"Try it, you might like it" - it's what someone says when they present you with some food you've never had before or your mom wants you to try on some clothes she picked out for you.  I'm using it here on the blog as inspiration to choose books in genres I don't normally read; to branch out from my reading comfort zones; and to maybe find some new favorites!

For this installment, I've chosen short stories - or rather, short stories chose me.  I was browsing the new release shelves at my library and Jojo Moyes' distinctive font caught my eye.  At first I was a little reluctant to check out Paris for One and Other Stories (2016), but since I loved Me Before You so much, I decided to give it a try.

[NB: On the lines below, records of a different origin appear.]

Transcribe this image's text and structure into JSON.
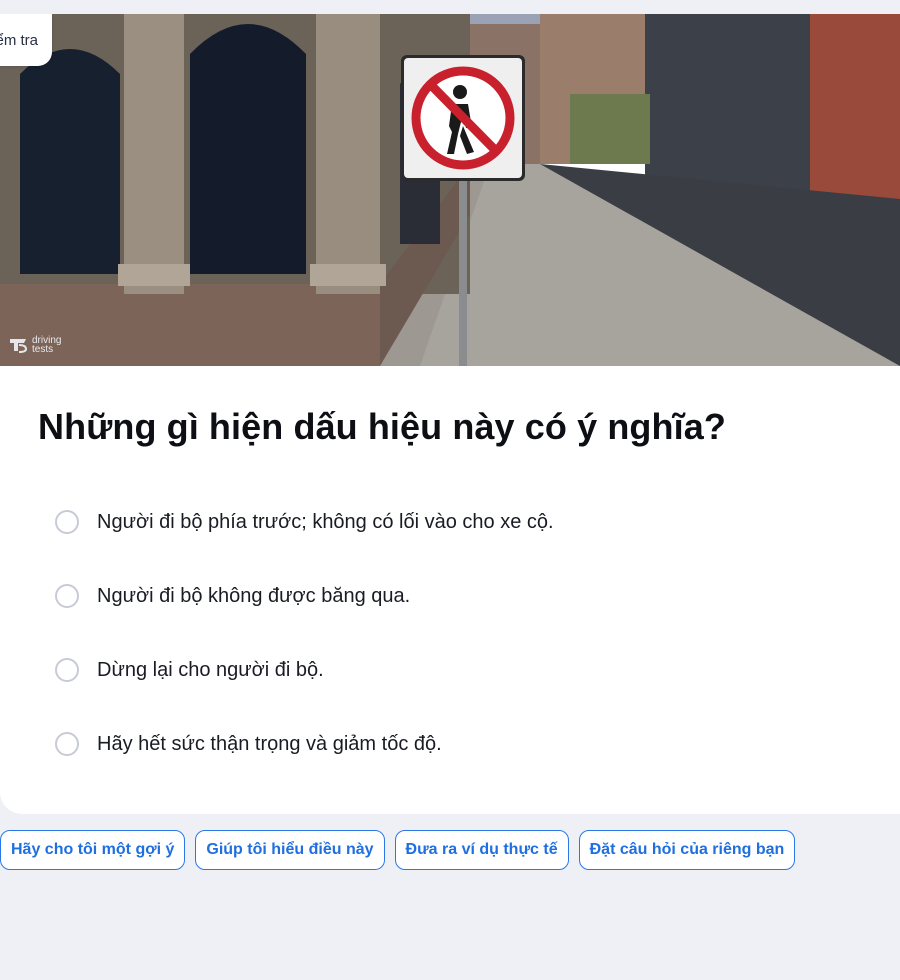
{
  "top_tab": {
    "label": "Kiểm tra"
  },
  "image": {
    "alt": "Biển báo cấm người đi bộ trên vỉa hè",
    "watermark": "driving tests",
    "sign_icon": "no-pedestrian-sign",
    "colors": {
      "sign_red": "#c8202c",
      "sign_white": "#f4f4f4"
    }
  },
  "question": {
    "text": "Những gì hiện dấu hiệu này có ý nghĩa?"
  },
  "options": [
    {
      "label": "Người đi bộ phía trước; không có lối vào cho xe cộ."
    },
    {
      "label": "Người đi bộ không được băng qua."
    },
    {
      "label": "Dừng lại cho người đi bộ."
    },
    {
      "label": "Hãy hết sức thận trọng và giảm tốc độ."
    }
  ],
  "actions": [
    {
      "label": "Hãy cho tôi một gợi ý"
    },
    {
      "label": "Giúp tôi hiểu điều này"
    },
    {
      "label": "Đưa ra ví dụ thực tế"
    },
    {
      "label": "Đặt câu hỏi của riêng bạn"
    }
  ],
  "theme": {
    "accent": "#1f6fe0",
    "background": "#eff0f6"
  }
}
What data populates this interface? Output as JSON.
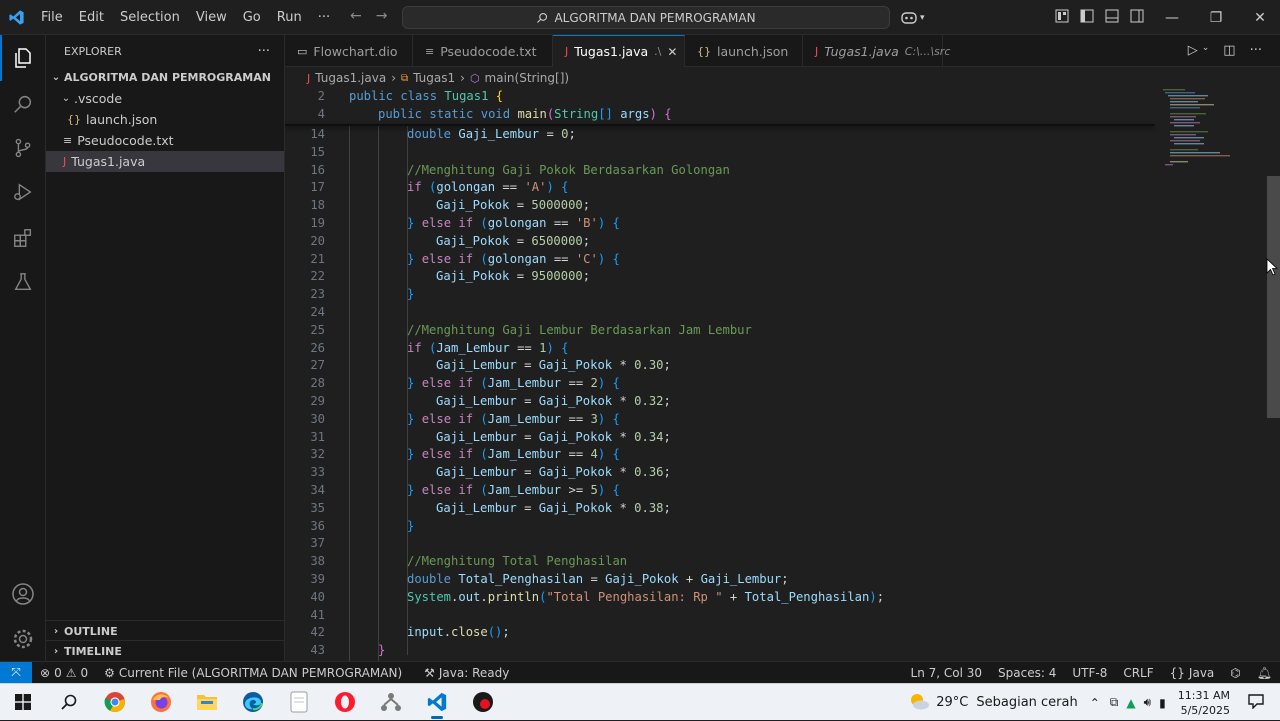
{
  "menu": [
    "File",
    "Edit",
    "Selection",
    "View",
    "Go",
    "Run",
    "···"
  ],
  "search": {
    "text": "ALGORITMA DAN PEMROGRAMAN"
  },
  "sidebar": {
    "title": "EXPLORER",
    "more": "···",
    "root": "ALGORITMA DAN PEMROGRAMAN",
    "items": [
      {
        "label": ".vscode",
        "icon": "chevron-down",
        "depth": 1
      },
      {
        "label": "launch.json",
        "icon": "json",
        "depth": 2
      },
      {
        "label": "Pseudocode.txt",
        "icon": "text-file",
        "depth": 1
      },
      {
        "label": "Tugas1.java",
        "icon": "java",
        "depth": 1,
        "selected": true
      }
    ],
    "outline": "OUTLINE",
    "timeline": "TIMELINE"
  },
  "tabs": [
    {
      "label": "Flowchart.dio",
      "icon": "diagram"
    },
    {
      "label": "Pseudocode.txt",
      "icon": "text-file"
    },
    {
      "label": "Tugas1.java",
      "suffix": ".\\",
      "icon": "java",
      "active": true
    },
    {
      "label": "launch.json",
      "icon": "json"
    },
    {
      "label": "Tugas1.java",
      "suffix": "C:\\...\\src",
      "icon": "java",
      "italic": true
    }
  ],
  "breadcrumb": [
    "Tugas1.java",
    "Tugas1",
    "main(String[])"
  ],
  "code": {
    "sticky": [
      {
        "n": "2",
        "html": "<span class=\"kw\">public</span> <span class=\"kw\">class</span> <span class=\"ty\">Tugas1</span> <span class=\"br1\">{</span>",
        "indent": 1
      },
      {
        "n": "4",
        "html": "<span class=\"kw\">public</span> <span class=\"kw\">static</span> <span class=\"kw\">void</span> <span class=\"fn\">main</span><span class=\"br2\">(</span><span class=\"ty\">String</span><span class=\"br3\">[]</span> <span class=\"vr\">args</span><span class=\"br2\">)</span> <span class=\"br2\">{</span>",
        "indent": 2
      }
    ],
    "lines": [
      {
        "n": "14",
        "html": "<span class=\"kw\">double</span> <span class=\"vr\">Gaji_Lembur</span> <span class=\"tx\">=</span> <span class=\"num\">0</span><span class=\"tx\">;</span>",
        "indent": 3
      },
      {
        "n": "15",
        "html": "",
        "indent": 3
      },
      {
        "n": "16",
        "html": "<span class=\"cm\">//Menghitung Gaji Pokok Berdasarkan Golongan</span>",
        "indent": 3
      },
      {
        "n": "17",
        "html": "<span class=\"ctl\">if</span> <span class=\"br3\">(</span><span class=\"vr\">golongan</span> <span class=\"tx\">==</span> <span class=\"str\">'A'</span><span class=\"br3\">)</span> <span class=\"br3\">{</span>",
        "indent": 3
      },
      {
        "n": "18",
        "html": "<span class=\"vr\">Gaji_Pokok</span> <span class=\"tx\">=</span> <span class=\"num\">5000000</span><span class=\"tx\">;</span>",
        "indent": 4
      },
      {
        "n": "19",
        "html": "<span class=\"br3\">}</span> <span class=\"ctl\">else</span> <span class=\"ctl\">if</span> <span class=\"br3\">(</span><span class=\"vr\">golongan</span> <span class=\"tx\">==</span> <span class=\"str\">'B'</span><span class=\"br3\">)</span> <span class=\"br3\">{</span>",
        "indent": 3
      },
      {
        "n": "20",
        "html": "<span class=\"vr\">Gaji_Pokok</span> <span class=\"tx\">=</span> <span class=\"num\">6500000</span><span class=\"tx\">;</span>",
        "indent": 4
      },
      {
        "n": "21",
        "html": "<span class=\"br3\">}</span> <span class=\"ctl\">else</span> <span class=\"ctl\">if</span> <span class=\"br3\">(</span><span class=\"vr\">golongan</span> <span class=\"tx\">==</span> <span class=\"str\">'C'</span><span class=\"br3\">)</span> <span class=\"br3\">{</span>",
        "indent": 3
      },
      {
        "n": "22",
        "html": "<span class=\"vr\">Gaji_Pokok</span> <span class=\"tx\">=</span> <span class=\"num\">9500000</span><span class=\"tx\">;</span>",
        "indent": 4
      },
      {
        "n": "23",
        "html": "<span class=\"br3\">}</span>",
        "indent": 3
      },
      {
        "n": "24",
        "html": "",
        "indent": 3
      },
      {
        "n": "25",
        "html": "<span class=\"cm\">//Menghitung Gaji Lembur Berdasarkan Jam Lembur</span>",
        "indent": 3
      },
      {
        "n": "26",
        "html": "<span class=\"ctl\">if</span> <span class=\"br3\">(</span><span class=\"vr\">Jam_Lembur</span> <span class=\"tx\">==</span> <span class=\"num\">1</span><span class=\"br3\">)</span> <span class=\"br3\">{</span>",
        "indent": 3
      },
      {
        "n": "27",
        "html": "<span class=\"vr\">Gaji_Lembur</span> <span class=\"tx\">=</span> <span class=\"vr\">Gaji_Pokok</span> <span class=\"tx\">*</span> <span class=\"num\">0.30</span><span class=\"tx\">;</span>",
        "indent": 4
      },
      {
        "n": "28",
        "html": "<span class=\"br3\">}</span> <span class=\"ctl\">else</span> <span class=\"ctl\">if</span> <span class=\"br3\">(</span><span class=\"vr\">Jam_Lembur</span> <span class=\"tx\">==</span> <span class=\"num\">2</span><span class=\"br3\">)</span> <span class=\"br3\">{</span>",
        "indent": 3
      },
      {
        "n": "29",
        "html": "<span class=\"vr\">Gaji_Lembur</span> <span class=\"tx\">=</span> <span class=\"vr\">Gaji_Pokok</span> <span class=\"tx\">*</span> <span class=\"num\">0.32</span><span class=\"tx\">;</span>",
        "indent": 4
      },
      {
        "n": "30",
        "html": "<span class=\"br3\">}</span> <span class=\"ctl\">else</span> <span class=\"ctl\">if</span> <span class=\"br3\">(</span><span class=\"vr\">Jam_Lembur</span> <span class=\"tx\">==</span> <span class=\"num\">3</span><span class=\"br3\">)</span> <span class=\"br3\">{</span>",
        "indent": 3
      },
      {
        "n": "31",
        "html": "<span class=\"vr\">Gaji_Lembur</span> <span class=\"tx\">=</span> <span class=\"vr\">Gaji_Pokok</span> <span class=\"tx\">*</span> <span class=\"num\">0.34</span><span class=\"tx\">;</span>",
        "indent": 4
      },
      {
        "n": "32",
        "html": "<span class=\"br3\">}</span> <span class=\"ctl\">else</span> <span class=\"ctl\">if</span> <span class=\"br3\">(</span><span class=\"vr\">Jam_Lembur</span> <span class=\"tx\">==</span> <span class=\"num\">4</span><span class=\"br3\">)</span> <span class=\"br3\">{</span>",
        "indent": 3
      },
      {
        "n": "33",
        "html": "<span class=\"vr\">Gaji_Lembur</span> <span class=\"tx\">=</span> <span class=\"vr\">Gaji_Pokok</span> <span class=\"tx\">*</span> <span class=\"num\">0.36</span><span class=\"tx\">;</span>",
        "indent": 4
      },
      {
        "n": "34",
        "html": "<span class=\"br3\">}</span> <span class=\"ctl\">else</span> <span class=\"ctl\">if</span> <span class=\"br3\">(</span><span class=\"vr\">Jam_Lembur</span> <span class=\"tx\">&gt;=</span> <span class=\"num\">5</span><span class=\"br3\">)</span> <span class=\"br3\">{</span>",
        "indent": 3
      },
      {
        "n": "35",
        "html": "<span class=\"vr\">Gaji_Lembur</span> <span class=\"tx\">=</span> <span class=\"vr\">Gaji_Pokok</span> <span class=\"tx\">*</span> <span class=\"num\">0.38</span><span class=\"tx\">;</span>",
        "indent": 4
      },
      {
        "n": "36",
        "html": "<span class=\"br3\">}</span>",
        "indent": 3
      },
      {
        "n": "37",
        "html": "",
        "indent": 3
      },
      {
        "n": "38",
        "html": "<span class=\"cm\">//Menghitung Total Penghasilan</span>",
        "indent": 3
      },
      {
        "n": "39",
        "html": "<span class=\"kw\">double</span> <span class=\"vr\">Total_Penghasilan</span> <span class=\"tx\">=</span> <span class=\"vr\">Gaji_Pokok</span> <span class=\"tx\">+</span> <span class=\"vr\">Gaji_Lembur</span><span class=\"tx\">;</span>",
        "indent": 3
      },
      {
        "n": "40",
        "html": "<span class=\"ty\">System</span><span class=\"tx\">.</span><span class=\"vr\">out</span><span class=\"tx\">.</span><span class=\"fn\">println</span><span class=\"br3\">(</span><span class=\"str\">\"Total Penghasilan: Rp \"</span> <span class=\"tx\">+</span> <span class=\"vr\">Total_Penghasilan</span><span class=\"br3\">)</span><span class=\"tx\">;</span>",
        "indent": 3
      },
      {
        "n": "41",
        "html": "",
        "indent": 3
      },
      {
        "n": "42",
        "html": "<span class=\"vr\">input</span><span class=\"tx\">.</span><span class=\"fn\">close</span><span class=\"br3\">()</span><span class=\"tx\">;</span>",
        "indent": 3
      },
      {
        "n": "43",
        "html": "<span class=\"br2\">}</span>",
        "indent": 2
      }
    ]
  },
  "status": {
    "remote": "⤧",
    "problems_errors": "0",
    "problems_warnings": "0",
    "current_file": "Current File (ALGORITMA DAN PEMROGRAMAN)",
    "java_status": "Java: Ready",
    "position": "Ln 7, Col 30",
    "spaces": "Spaces: 4",
    "encoding": "UTF-8",
    "eol": "CRLF",
    "language": "Java"
  },
  "taskbar": {
    "weather_temp": "29°C",
    "weather_desc": "Sebagian cerah",
    "time": "11:31 AM",
    "date": "5/5/2025"
  },
  "colors": {
    "accent": "#0078d4",
    "editor_bg": "#1f1f1f",
    "sidebar_bg": "#181818"
  }
}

From the #1 "New York Times" bestselling author of "Me Before You" and "After You," a sensational collection featuring the title novella and eight other stories. Quintessential Jojo Moyes, "Paris for One and Other Stories" is an irresistibly romantic collection filled with humor and heart. 
Nell is twenty-six and has never been to Paris. She's never even been on a romantic weekend away to anywhere before. Everyone knows travelling abroad isn't really her thing. But when Nell's boyfriend fails to show up for their romantic mini-vacation, she has the opportunity to prove everyone including herself wrong. Alone and in Paris, Nell uncovers a version of herself she never knew existed: independent and intrepid. Could this turn out to be the most adventurous weekend of her life? Funny, charming, and irresistible, "Paris for One"is vintage Moyes as are the other stories that round out the collection. - from Goodreads
I think there must be a real art to writing short stories - being able to create characters and a story arc in just a few pages, adding just enough detail so the reader understands what's going on without inundating them.  I think Moyes was successful here in that each short story (and one novella) felt mostly complete; I was able to get a clear sense of the characters and what was happening in each story, without the benefit of many pages and chapters of background.  Some of them had twist endings, which helped.

The novella is a cute story about a woman stood up by her boyfriend who makes the most of a weekend in Paris; it's quite romantic and hopeful, but almost a bit too sweet.  However, some of the stories were just strange - particularly the ones about a robbery at a jewelry store and a woman finding someone else's cell phone.  There wasn't anything particularly special about most of them.  They are all told from a female point of view, and many feature an unhappy woman who is taking control of her life.  The writing was good, but not great. 

My issue with short stories is that I just want more - I know I said the stories here felt mostly complete, but in a lot of the cases, I wanted more detail.  The stories could be fleshed out, particularly the stories about long marriages.  I wanted to know how the characters got to these places in their lives instead of being dropped in, in the middle of the story.  It's hard to feel connected or invested when you only get a few pages.